The small-set expansion conjecture introduced by Raghavendra and Steuerer is a natural hardness assumption concerning the problem of approximating edge expansion of small sets (of size $\delta n$) in graphs. It was shown to be intimately connected to the well-known Unique Games Conjecture.

Pursuing this line of research further, we obtain the following results:

-- We obtain a certain self-reducibility for the problem of approximating graph expansion. Via this reduction, starting from a qualitative hardness assumption about expansion of small sets, one can get a near-optimal quantitative result.

-- We show that the small-set expansion conjecture implies hardness for Balanced Separator and Minimum Linear Arrangement problems.

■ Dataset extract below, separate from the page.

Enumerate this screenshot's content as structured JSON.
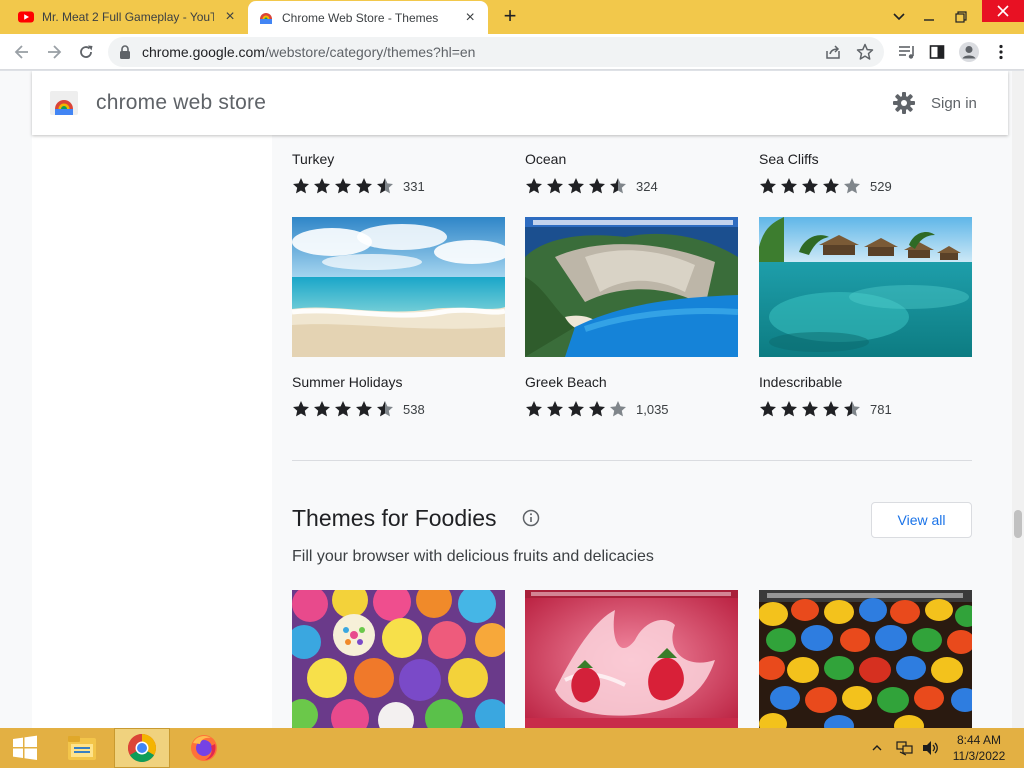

-- Starting from small-set expansion conjecture, we obtain hardness for Max-Cut and Unique Games on instances where the edge expansion closely matches the edge expansion of Gaussian space. As a consequence, this shows that the small-set expansion conjecture is indeed equivalent to a variant of Unique Games conjecture with expansion of small sets.

Compared to the usual reductions from Unique Games, the key technical difference in these reductions is a new folding operation which identifies vertices of different long-code gadgets. This allows us to derive consequences for say the balanced cuts in the graph obtained by the reduction, without having any assumptions on the balanced cuts in the starting graph.

Joint work with Prasad Raghavendra and David Steurer